• Aim of the task:
Repeat the entries exactly as they stand.
════════════════════
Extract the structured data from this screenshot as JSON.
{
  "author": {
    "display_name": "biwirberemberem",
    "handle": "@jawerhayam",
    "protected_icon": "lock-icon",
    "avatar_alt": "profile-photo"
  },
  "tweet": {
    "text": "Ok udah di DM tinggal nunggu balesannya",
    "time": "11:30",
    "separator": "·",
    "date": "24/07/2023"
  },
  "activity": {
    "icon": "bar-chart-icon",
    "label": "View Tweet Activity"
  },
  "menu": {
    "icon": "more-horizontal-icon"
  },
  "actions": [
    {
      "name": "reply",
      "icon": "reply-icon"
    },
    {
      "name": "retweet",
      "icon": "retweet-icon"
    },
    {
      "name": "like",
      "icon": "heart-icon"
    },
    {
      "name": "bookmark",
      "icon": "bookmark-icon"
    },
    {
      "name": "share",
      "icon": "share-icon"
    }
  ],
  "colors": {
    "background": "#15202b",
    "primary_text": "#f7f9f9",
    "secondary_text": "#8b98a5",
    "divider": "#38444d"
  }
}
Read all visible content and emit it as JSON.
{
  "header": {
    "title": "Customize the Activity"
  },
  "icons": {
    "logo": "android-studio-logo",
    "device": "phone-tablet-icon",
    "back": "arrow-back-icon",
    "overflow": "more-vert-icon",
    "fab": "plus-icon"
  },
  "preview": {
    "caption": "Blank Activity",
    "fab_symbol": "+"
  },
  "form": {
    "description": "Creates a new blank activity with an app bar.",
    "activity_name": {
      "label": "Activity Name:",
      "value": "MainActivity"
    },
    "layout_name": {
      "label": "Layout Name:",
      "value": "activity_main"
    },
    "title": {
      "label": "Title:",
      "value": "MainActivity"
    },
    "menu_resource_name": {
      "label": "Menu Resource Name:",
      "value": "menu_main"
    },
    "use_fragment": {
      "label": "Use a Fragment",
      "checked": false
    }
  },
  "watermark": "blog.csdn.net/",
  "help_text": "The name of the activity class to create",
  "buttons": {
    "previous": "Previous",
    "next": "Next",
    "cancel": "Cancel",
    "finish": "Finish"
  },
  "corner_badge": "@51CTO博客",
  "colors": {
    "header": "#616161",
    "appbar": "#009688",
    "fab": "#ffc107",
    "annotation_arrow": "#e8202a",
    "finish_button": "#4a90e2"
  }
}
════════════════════
• Result of this task:
Extract the structured data from this screenshot as JSON.
{
  "author": {
    "display_name": "biwirberemberem",
    "handle": "@jawerhayam",
    "protected_icon": "lock-icon",
    "avatar_alt": "profile-photo"
  },
  "tweet": {
    "text": "Ok udah di DM tinggal nunggu balesannya",
    "time": "11:30",
    "separator": "·",
    "date": "24/07/2023"
  },
  "activity": {
    "icon": "bar-chart-icon",
    "label": "View Tweet Activity"
  },
  "menu": {
    "icon": "more-horizontal-icon"
  },
  "actions": [
    {
      "name": "reply",
      "icon": "reply-icon"
    },
    {
      "name": "retweet",
      "icon": "retweet-icon"
    },
    {
      "name": "like",
      "icon": "heart-icon"
    },
    {
      "name": "bookmark",
      "icon": "bookmark-icon"
    },
    {
      "name": "share",
      "icon": "share-icon"
    }
  ],
  "colors": {
    "background": "#15202b",
    "primary_text": "#f7f9f9",
    "secondary_text": "#8b98a5",
    "divider": "#38444d"
  }
}
Read all visible content and emit it as JSON.
{
  "header": {
    "title": "Customize the Activity"
  },
  "icons": {
    "logo": "android-studio-logo",
    "device": "phone-tablet-icon",
    "back": "arrow-back-icon",
    "overflow": "more-vert-icon",
    "fab": "plus-icon"
  },
  "preview": {
    "caption": "Blank Activity",
    "fab_symbol": "+"
  },
  "form": {
    "description": "Creates a new blank activity with an app bar.",
    "activity_name": {
      "label": "Activity Name:",
      "value": "MainActivity"
    },
    "layout_name": {
      "label": "Layout Name:",
      "value": "activity_main"
    },
    "title": {
      "label": "Title:",
      "value": "MainActivity"
    },
    "menu_resource_name": {
      "label": "Menu Resource Name:",
      "value": "menu_main"
    },
    "use_fragment": {
      "label": "Use a Fragment",
      "checked": false
    }
  },
  "watermark": "blog.csdn.net/",
  "help_text": "The name of the activity class to create",
  "buttons": {
    "previous": "Previous",
    "next": "Next",
    "cancel": "Cancel",
    "finish": "Finish"
  },
  "corner_badge": "@51CTO博客",
  "colors": {
    "header": "#616161",
    "appbar": "#009688",
    "fab": "#ffc107",
    "annotation_arrow": "#e8202a",
    "finish_button": "#4a90e2"
  }
}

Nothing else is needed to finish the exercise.